■ WORK TO COMPLETE
When a line of the entries contains "true", please list that line.

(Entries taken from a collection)
>>>

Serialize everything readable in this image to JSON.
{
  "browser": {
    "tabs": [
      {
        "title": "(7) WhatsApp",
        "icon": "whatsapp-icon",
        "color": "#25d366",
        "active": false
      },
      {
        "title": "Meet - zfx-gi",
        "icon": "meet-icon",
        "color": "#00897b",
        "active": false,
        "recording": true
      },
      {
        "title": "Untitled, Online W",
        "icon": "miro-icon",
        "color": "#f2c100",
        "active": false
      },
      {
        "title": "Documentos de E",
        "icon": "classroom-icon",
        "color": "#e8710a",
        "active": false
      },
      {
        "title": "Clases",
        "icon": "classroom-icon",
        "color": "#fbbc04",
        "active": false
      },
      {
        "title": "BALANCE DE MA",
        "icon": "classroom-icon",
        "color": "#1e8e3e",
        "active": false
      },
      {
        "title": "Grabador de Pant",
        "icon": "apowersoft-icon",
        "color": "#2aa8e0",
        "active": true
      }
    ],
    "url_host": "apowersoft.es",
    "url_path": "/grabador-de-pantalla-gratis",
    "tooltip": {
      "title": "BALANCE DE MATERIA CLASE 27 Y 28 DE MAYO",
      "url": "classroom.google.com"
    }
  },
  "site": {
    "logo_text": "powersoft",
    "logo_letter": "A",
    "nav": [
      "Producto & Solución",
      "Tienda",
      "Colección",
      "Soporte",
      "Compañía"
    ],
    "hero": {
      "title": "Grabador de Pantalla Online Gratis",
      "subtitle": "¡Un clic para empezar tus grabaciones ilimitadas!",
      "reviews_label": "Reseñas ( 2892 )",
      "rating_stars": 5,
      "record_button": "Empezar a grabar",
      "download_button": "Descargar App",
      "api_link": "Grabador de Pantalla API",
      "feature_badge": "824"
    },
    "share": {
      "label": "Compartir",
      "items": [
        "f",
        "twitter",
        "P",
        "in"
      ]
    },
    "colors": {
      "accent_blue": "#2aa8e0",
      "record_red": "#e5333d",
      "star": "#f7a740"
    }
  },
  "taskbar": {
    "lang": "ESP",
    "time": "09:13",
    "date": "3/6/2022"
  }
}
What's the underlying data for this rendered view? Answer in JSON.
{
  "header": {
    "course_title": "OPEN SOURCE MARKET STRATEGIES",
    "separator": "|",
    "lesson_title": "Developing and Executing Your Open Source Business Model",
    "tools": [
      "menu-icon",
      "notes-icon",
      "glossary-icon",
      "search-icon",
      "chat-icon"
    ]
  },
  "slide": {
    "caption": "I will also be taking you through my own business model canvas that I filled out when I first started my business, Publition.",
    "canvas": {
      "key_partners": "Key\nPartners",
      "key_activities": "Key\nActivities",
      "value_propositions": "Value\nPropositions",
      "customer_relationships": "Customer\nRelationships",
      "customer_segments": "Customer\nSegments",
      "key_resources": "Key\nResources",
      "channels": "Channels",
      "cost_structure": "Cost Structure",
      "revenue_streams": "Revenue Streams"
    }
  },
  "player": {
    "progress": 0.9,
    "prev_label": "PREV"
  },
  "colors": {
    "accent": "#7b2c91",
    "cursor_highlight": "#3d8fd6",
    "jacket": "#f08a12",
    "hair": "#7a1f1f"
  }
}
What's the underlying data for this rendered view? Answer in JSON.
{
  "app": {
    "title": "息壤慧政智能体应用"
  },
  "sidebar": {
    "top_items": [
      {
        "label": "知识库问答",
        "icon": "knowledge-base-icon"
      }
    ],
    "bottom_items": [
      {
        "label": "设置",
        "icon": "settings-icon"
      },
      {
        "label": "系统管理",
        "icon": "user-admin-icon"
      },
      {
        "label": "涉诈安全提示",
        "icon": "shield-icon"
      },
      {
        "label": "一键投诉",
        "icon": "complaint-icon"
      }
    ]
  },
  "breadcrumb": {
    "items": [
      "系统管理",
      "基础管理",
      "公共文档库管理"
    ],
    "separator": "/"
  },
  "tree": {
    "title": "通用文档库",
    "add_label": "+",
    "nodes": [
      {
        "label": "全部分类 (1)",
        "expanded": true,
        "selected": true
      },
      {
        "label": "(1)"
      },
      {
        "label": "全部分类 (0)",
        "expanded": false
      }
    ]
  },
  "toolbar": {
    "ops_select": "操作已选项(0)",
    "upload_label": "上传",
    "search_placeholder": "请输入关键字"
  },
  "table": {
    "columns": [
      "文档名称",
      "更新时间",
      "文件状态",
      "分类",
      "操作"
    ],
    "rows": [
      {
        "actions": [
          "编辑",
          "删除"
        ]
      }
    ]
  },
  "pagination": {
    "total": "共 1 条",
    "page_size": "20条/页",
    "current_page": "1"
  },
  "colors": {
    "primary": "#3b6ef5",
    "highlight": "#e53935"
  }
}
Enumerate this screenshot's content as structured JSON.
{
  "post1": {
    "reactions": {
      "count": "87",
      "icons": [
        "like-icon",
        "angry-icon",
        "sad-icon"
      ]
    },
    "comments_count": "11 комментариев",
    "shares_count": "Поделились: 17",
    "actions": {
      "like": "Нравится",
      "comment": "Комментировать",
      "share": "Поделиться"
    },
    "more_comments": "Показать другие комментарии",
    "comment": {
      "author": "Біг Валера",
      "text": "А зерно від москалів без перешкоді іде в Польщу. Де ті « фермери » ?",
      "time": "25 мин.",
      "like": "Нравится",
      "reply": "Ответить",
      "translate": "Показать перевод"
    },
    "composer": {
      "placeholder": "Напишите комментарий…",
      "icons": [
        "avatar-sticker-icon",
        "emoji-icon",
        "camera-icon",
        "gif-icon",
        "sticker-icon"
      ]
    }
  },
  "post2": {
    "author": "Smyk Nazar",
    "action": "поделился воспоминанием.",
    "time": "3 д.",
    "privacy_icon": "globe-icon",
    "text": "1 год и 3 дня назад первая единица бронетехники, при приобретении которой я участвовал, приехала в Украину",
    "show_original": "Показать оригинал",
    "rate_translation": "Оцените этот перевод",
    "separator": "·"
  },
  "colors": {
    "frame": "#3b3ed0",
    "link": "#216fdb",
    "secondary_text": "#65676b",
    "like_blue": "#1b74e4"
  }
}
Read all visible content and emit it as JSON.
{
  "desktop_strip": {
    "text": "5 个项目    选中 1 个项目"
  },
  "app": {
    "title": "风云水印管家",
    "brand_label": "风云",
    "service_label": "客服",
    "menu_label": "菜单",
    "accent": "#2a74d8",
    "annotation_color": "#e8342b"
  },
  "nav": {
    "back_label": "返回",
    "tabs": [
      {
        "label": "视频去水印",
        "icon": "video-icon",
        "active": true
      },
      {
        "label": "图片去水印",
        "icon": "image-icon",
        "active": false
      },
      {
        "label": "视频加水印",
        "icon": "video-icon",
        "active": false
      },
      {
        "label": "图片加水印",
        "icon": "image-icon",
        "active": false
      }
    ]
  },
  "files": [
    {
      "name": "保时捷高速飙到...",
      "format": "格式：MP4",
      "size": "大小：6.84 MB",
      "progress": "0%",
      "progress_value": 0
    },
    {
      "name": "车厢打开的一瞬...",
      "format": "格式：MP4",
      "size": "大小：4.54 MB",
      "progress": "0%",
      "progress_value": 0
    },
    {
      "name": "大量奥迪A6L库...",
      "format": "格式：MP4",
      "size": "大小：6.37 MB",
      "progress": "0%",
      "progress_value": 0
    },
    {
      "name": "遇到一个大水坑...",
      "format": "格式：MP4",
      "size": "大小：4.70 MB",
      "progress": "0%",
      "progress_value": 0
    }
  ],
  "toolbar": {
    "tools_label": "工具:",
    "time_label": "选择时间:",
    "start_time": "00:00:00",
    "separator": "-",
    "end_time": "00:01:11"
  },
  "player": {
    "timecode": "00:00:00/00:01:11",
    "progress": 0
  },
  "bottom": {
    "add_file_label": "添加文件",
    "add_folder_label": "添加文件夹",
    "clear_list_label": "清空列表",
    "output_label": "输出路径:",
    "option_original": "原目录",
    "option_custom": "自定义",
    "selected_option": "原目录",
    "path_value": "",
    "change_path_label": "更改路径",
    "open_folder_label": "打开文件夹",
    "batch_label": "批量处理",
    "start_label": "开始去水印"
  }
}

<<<

■ TASK ANSWER
        "recording": true
        "active": true
        "expanded": true,
        "selected": true
        "active": true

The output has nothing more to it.